In Memoriam 1942 – 2013 “Roger Ebert loved movies.”

RogerEbert.com

Thumb halloween poster

Halloween

Do you know the biggest sin of the new Halloween? It’s just not scary. And that’s one thing you could never say about the original.

Thumb first man

First Man

If you want to get an almost first-person sense of what it felt like to ride a rocket into orbit and beyond, "First Man" is…

Other Reviews
Review Archives
Thumb xbepftvyieurxopaxyzgtgtkwgw

Ballad of Narayama

"The Ballad of Narayama" is a Japanese film of great beauty and elegant artifice, telling a story of startling cruelty. What a space it opens…

Other Reviews
Great Movie Archives

Reviews

Bootmen

  |  

"Bootmen" is the story of a young dancer and his friends who revisit the cliches of countless other dance movies in order to bring forth a dance performance of clanging unloveliness. Screwing metal plates to the soles of their work boots, they stomp in unison on flat steel surfaces while banging on things. Imagine Fred Astaire as a punch press operator.

The movie has been adapted by director Dein Perry from his own performance piece, which he might have been better advised to make into a concert film. It takes place in Australia, where Sean (Adam Garcia) dreams of becoming a dancer. His salt-of-the-earth father, a steelworker, opposes the plan. Sean cannot face life without dance in Newcastle, a steel town, despite the charms of the fragrant Linda (Sophia Lee), a hairdresser who has given him to understand that he might someday, but not yet, enjoy her favors. He flees to Sydney to pursue his career, leaving behind his brother Mitchell, who basks in the old man's favor by adopting a reasonable occupation and stealing cars for their parts.

Advertisement

In Sydney, Sean encounters a hard-nosed choreographer (William Zappa), a staple in dance movies, who is not easy to impress. Sean is too talented to be dismissed, but at rehearsals he angers the star (Dein Perry, the director) because the star's girlfriend likes his looks, and Sean gets fired. It is one of the oddities of this movie about dance that almost everyone in it is not merely straight, but ferociously macho; it's as if the Village People really did work eight hours a day as linemen, Indian chiefs, etc. I am not suggesting that all, or most, or many dancers are gay, but surely one has heard that some are? Sean returns disillusioned but undefeated to Newcastle, where Mitchell meanwhile has gotten the lonely Linda drunk, plied her with morose theories about Sean's long absence and bedded her during an alcoholic lapse of judgment on her part (Mitchell has no judgment). Sean arrives in the morning, discovers that Mitchell and Linda have sailed into waters that Linda had assured him would remain uncharted pending their own maiden voyage, and becomes so depressed that we realize we have reached the Preliminary Crisis as defined in elementary screenwriting outlines.

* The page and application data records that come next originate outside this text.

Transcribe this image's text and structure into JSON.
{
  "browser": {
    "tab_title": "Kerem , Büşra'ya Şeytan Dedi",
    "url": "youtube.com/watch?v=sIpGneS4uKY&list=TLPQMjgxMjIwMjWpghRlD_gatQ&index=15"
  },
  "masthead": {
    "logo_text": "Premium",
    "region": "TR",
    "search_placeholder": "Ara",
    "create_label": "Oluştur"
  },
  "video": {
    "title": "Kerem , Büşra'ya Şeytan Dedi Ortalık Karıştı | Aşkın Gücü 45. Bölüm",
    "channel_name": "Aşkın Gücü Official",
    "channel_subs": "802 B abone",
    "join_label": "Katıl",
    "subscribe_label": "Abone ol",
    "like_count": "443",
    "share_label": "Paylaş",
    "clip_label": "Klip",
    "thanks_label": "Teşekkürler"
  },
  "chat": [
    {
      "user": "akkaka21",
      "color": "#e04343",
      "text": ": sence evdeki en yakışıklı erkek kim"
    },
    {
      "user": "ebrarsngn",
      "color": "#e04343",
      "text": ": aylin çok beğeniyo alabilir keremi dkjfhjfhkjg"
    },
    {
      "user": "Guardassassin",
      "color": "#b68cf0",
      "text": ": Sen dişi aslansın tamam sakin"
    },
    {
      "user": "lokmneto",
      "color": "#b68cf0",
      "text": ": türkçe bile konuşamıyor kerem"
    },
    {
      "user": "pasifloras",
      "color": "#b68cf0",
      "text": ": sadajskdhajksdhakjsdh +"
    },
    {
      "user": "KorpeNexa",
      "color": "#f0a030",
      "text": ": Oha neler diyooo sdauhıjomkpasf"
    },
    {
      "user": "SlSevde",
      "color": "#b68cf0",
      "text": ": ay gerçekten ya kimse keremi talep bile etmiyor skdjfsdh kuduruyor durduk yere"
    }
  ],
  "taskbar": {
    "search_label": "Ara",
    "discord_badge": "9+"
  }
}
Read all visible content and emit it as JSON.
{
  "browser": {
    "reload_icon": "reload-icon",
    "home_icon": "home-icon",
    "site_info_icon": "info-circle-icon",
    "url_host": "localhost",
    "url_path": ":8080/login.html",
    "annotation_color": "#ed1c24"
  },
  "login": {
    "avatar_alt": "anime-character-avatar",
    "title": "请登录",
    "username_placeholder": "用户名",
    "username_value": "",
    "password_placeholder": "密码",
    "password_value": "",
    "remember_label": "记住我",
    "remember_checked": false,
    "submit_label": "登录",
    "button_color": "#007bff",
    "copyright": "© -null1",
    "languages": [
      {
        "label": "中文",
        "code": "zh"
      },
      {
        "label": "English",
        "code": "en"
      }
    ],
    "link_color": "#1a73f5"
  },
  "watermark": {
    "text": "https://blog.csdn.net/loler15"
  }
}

Now what? It remains only for the steel mills to close so that Sean can realize that the millworkers should be retrained as computer experts. But there are no computers. Why not have a benefit? Sean gathers his friends and says, in other words, "Say, gang! Let's rent the old steel mill, and put on a show!" He trains his buddies in the art of synchronized stomping so that the town can turn out to watch them clang and bang. Judging by the crowd they attract, and estimating $10 a ticket, they raise enough money for approximately two computers, but never mind, cruel fate will quickly turn these recycled steelworkers into unemployed dot-com workers, so the fewer, the better.

Is there a scene near the end of the performance where the once-bitter dad enters, sees that his son is indeed talented and forgives all? Is Linda pardoned for her lapse of faithfulness? Do Mitchell and Sean realize that even though Mitchell may have slept with the woman Sean loves, it was because Mitchell had too much to drink, something that could happen in any family? Do the townspeople of Newcastle give a lusty ovation to the performance? Is there an encore? Veteran moviegoers will walk into the theater already possessing the answers to these and many other questions.

Advertisement

Popular Blog Posts

Who do you read? Good Roger, or Bad Roger?

This message came to me from a reader named Peter Svensland. He and a fr...

Netflix’s Terrifying, Moving The Haunting of Hill House is Essential Viewing

A review of Mike Flanagan's new horror series based on the Shirley Jackson novel, The Haunting of Hill House.

Why The Godfather, Part II is the Best of the Trilogy

A look back at one of the best films of all time.

Always Leave 'Em Laughing: Peter Bogdanovich on Buster Keaton, superheroes, television, and the effect of time on movies

Peter Bogdanovich, film historian and filmmaker, talks about Buster Keaton, the subject of his new documentary.

Reveal Comments
comments powered by Disqus